## Task statement
Search the records for the string "kind", then copy each line where it appears.

● ● ● ● ● ● ●

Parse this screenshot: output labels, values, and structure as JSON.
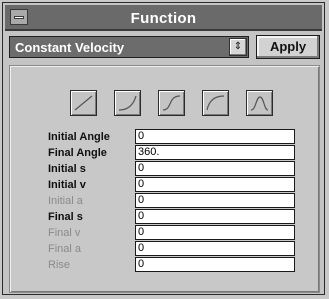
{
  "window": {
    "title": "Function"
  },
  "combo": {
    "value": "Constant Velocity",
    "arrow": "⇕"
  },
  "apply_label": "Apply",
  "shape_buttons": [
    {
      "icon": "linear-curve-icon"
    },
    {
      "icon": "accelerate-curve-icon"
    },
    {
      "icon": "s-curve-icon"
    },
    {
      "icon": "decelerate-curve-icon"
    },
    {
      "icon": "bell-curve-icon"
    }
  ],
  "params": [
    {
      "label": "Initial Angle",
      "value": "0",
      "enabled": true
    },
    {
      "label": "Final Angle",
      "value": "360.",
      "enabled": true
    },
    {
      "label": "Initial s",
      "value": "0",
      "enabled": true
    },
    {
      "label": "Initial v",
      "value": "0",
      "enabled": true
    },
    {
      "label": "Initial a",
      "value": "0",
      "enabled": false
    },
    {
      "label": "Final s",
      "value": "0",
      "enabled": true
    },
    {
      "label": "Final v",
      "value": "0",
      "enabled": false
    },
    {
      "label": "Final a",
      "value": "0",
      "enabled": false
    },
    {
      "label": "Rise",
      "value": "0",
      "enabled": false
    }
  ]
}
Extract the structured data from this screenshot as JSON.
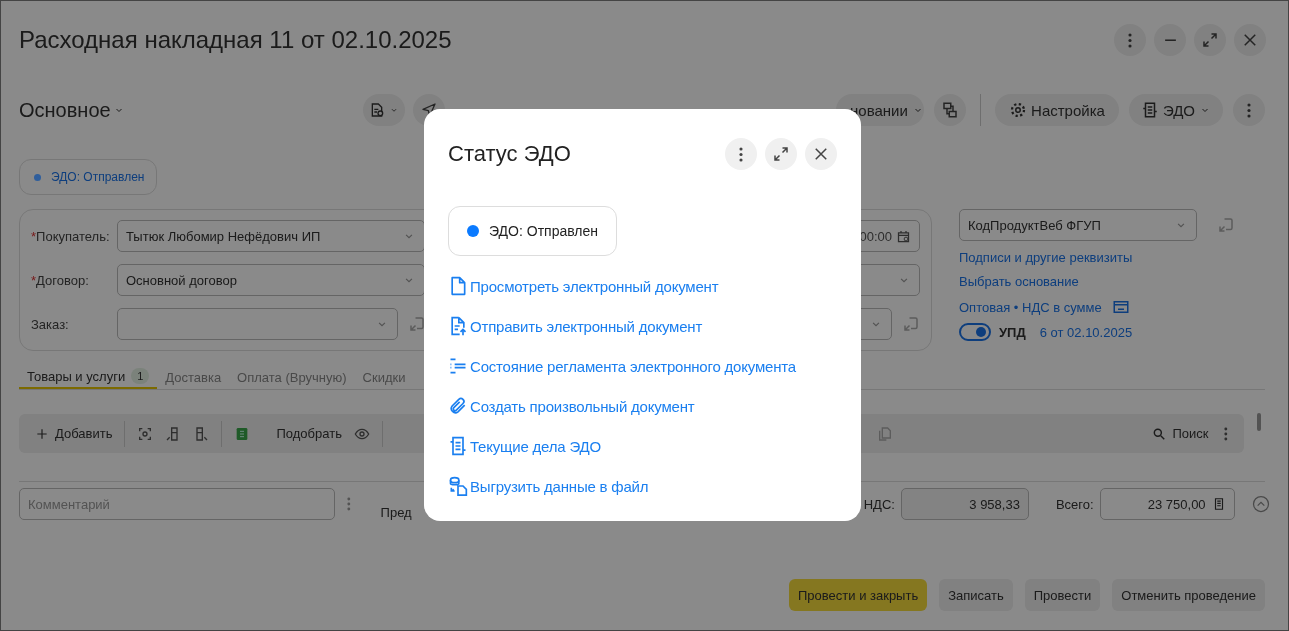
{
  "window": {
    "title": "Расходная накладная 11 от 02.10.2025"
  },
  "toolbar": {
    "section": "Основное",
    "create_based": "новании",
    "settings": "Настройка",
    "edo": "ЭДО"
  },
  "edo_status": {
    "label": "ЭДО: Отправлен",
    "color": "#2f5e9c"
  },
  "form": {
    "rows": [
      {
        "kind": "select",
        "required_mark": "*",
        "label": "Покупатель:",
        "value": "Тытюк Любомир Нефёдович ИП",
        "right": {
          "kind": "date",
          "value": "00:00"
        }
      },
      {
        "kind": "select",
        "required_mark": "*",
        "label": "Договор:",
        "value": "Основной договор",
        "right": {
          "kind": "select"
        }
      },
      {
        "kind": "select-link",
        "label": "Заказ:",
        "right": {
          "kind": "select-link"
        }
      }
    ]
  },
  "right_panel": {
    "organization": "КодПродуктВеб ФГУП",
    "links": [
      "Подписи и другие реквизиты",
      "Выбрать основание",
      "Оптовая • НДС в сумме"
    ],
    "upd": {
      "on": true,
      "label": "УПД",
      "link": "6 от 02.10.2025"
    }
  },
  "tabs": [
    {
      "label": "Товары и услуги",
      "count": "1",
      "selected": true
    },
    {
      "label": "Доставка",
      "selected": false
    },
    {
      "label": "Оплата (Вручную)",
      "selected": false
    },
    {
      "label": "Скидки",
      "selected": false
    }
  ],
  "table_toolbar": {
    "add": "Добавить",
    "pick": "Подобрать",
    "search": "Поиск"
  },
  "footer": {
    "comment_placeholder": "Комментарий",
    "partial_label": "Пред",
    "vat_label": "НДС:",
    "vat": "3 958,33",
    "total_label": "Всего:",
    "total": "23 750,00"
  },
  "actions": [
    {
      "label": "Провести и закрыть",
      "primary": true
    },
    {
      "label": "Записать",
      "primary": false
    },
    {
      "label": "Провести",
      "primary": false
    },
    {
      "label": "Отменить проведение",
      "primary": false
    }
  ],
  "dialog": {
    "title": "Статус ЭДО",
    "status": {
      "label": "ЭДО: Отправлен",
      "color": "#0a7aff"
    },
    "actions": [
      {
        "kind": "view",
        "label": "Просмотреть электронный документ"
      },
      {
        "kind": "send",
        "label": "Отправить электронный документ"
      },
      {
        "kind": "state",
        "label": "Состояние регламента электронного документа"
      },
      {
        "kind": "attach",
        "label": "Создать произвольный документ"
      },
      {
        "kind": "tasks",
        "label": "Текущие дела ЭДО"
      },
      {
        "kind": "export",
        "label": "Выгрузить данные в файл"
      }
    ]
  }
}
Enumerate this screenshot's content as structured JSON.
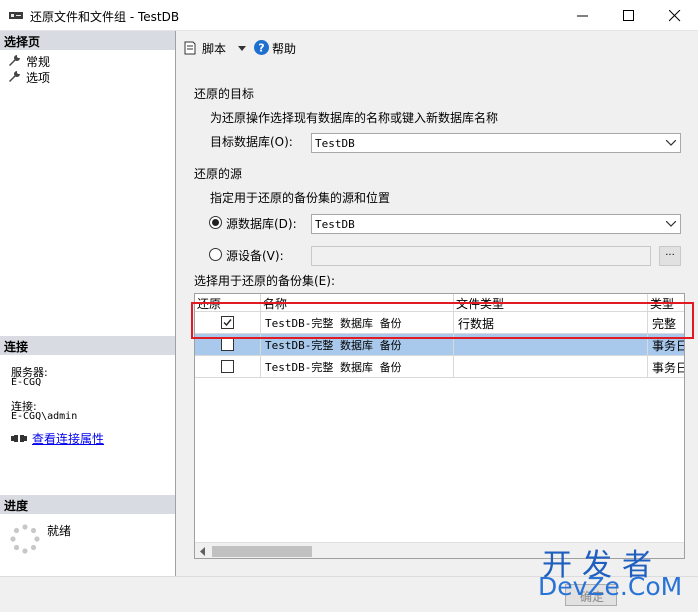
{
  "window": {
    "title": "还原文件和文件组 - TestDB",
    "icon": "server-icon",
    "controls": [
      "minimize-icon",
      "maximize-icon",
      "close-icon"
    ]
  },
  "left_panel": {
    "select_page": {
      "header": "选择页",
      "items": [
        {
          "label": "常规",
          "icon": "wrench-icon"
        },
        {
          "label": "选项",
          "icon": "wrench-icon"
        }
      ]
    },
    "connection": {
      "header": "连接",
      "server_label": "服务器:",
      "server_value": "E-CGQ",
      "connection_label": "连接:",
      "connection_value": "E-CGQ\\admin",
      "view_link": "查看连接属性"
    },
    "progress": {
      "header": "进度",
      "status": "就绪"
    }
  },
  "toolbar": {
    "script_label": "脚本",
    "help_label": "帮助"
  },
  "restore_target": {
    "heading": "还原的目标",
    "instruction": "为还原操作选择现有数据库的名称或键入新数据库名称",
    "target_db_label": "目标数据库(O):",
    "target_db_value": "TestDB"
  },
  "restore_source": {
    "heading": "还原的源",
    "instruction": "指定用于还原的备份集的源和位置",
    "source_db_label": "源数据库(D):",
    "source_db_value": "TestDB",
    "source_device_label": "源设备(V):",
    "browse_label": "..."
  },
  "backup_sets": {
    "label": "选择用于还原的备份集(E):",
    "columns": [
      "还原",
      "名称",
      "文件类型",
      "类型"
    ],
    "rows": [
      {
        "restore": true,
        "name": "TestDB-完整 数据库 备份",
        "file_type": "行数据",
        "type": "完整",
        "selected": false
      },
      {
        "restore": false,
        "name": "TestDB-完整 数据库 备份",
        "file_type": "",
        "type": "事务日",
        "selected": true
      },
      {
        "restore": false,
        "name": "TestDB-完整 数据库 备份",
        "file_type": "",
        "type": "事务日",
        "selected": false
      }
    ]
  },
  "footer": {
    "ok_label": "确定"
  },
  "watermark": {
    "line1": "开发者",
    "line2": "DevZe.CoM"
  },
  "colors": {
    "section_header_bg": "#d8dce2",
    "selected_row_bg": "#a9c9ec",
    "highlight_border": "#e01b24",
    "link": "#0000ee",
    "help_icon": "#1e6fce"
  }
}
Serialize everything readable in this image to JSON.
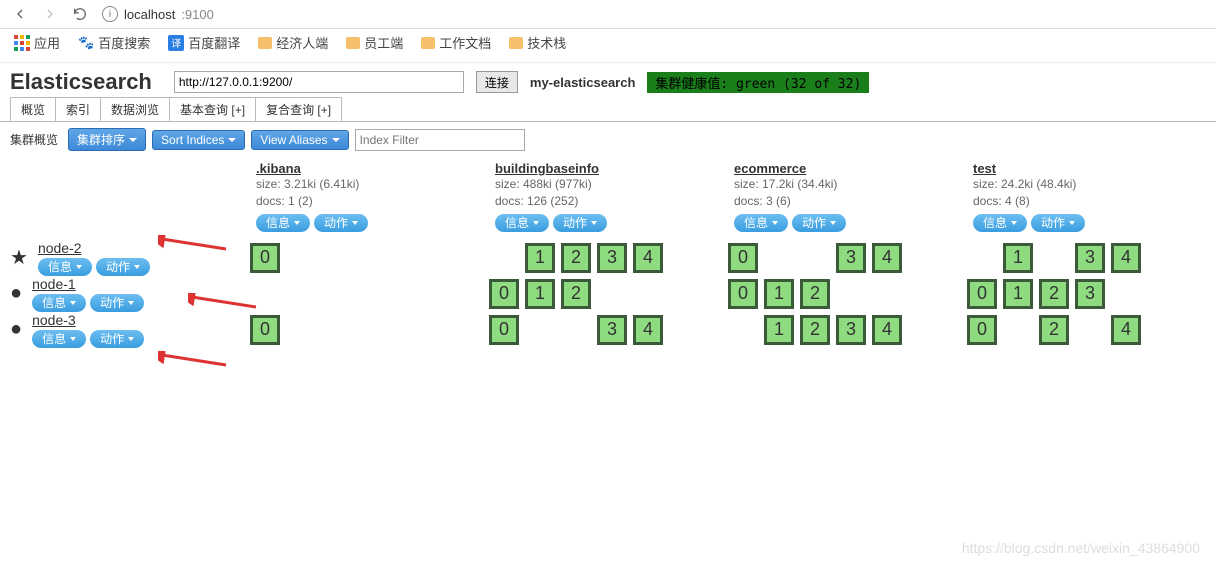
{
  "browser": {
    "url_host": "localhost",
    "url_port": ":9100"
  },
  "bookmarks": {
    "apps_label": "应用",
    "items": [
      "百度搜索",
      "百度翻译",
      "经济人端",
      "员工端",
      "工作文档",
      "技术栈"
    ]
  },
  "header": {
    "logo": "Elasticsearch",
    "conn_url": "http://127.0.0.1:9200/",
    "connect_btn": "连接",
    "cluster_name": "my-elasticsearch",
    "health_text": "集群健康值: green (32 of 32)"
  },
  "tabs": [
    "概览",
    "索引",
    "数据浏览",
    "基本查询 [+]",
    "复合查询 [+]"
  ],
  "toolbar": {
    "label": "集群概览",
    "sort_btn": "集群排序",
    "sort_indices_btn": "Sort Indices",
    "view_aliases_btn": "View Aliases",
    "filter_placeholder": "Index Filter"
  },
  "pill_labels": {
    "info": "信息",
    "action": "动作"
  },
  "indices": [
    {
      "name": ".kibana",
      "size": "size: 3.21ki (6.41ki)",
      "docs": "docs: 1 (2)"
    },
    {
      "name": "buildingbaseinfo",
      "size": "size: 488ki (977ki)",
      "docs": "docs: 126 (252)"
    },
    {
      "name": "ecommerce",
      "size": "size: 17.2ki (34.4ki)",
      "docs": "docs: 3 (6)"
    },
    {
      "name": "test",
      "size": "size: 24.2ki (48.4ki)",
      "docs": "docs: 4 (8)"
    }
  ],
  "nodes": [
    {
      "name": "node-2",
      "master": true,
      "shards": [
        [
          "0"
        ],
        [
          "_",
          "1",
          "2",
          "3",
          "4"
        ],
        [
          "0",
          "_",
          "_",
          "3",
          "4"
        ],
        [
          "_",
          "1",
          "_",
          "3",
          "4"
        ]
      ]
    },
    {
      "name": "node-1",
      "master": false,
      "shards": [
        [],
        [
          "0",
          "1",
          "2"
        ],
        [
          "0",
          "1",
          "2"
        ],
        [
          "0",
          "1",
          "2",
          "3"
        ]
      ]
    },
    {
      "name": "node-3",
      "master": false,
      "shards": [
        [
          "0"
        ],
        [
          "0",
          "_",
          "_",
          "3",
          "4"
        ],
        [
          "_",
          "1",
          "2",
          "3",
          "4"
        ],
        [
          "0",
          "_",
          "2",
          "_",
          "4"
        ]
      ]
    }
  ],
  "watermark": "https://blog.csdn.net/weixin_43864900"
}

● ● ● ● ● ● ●

## Answer below
        "kind": "select",
          "kind": "date",
        "kind": "select",
          "kind": "select"
        "kind": "select-link",
          "kind": "select-link"
        "kind": "view",
        "kind": "send",
        "kind": "state",
        "kind": "attach",
        "kind": "tasks",
        "kind": "export",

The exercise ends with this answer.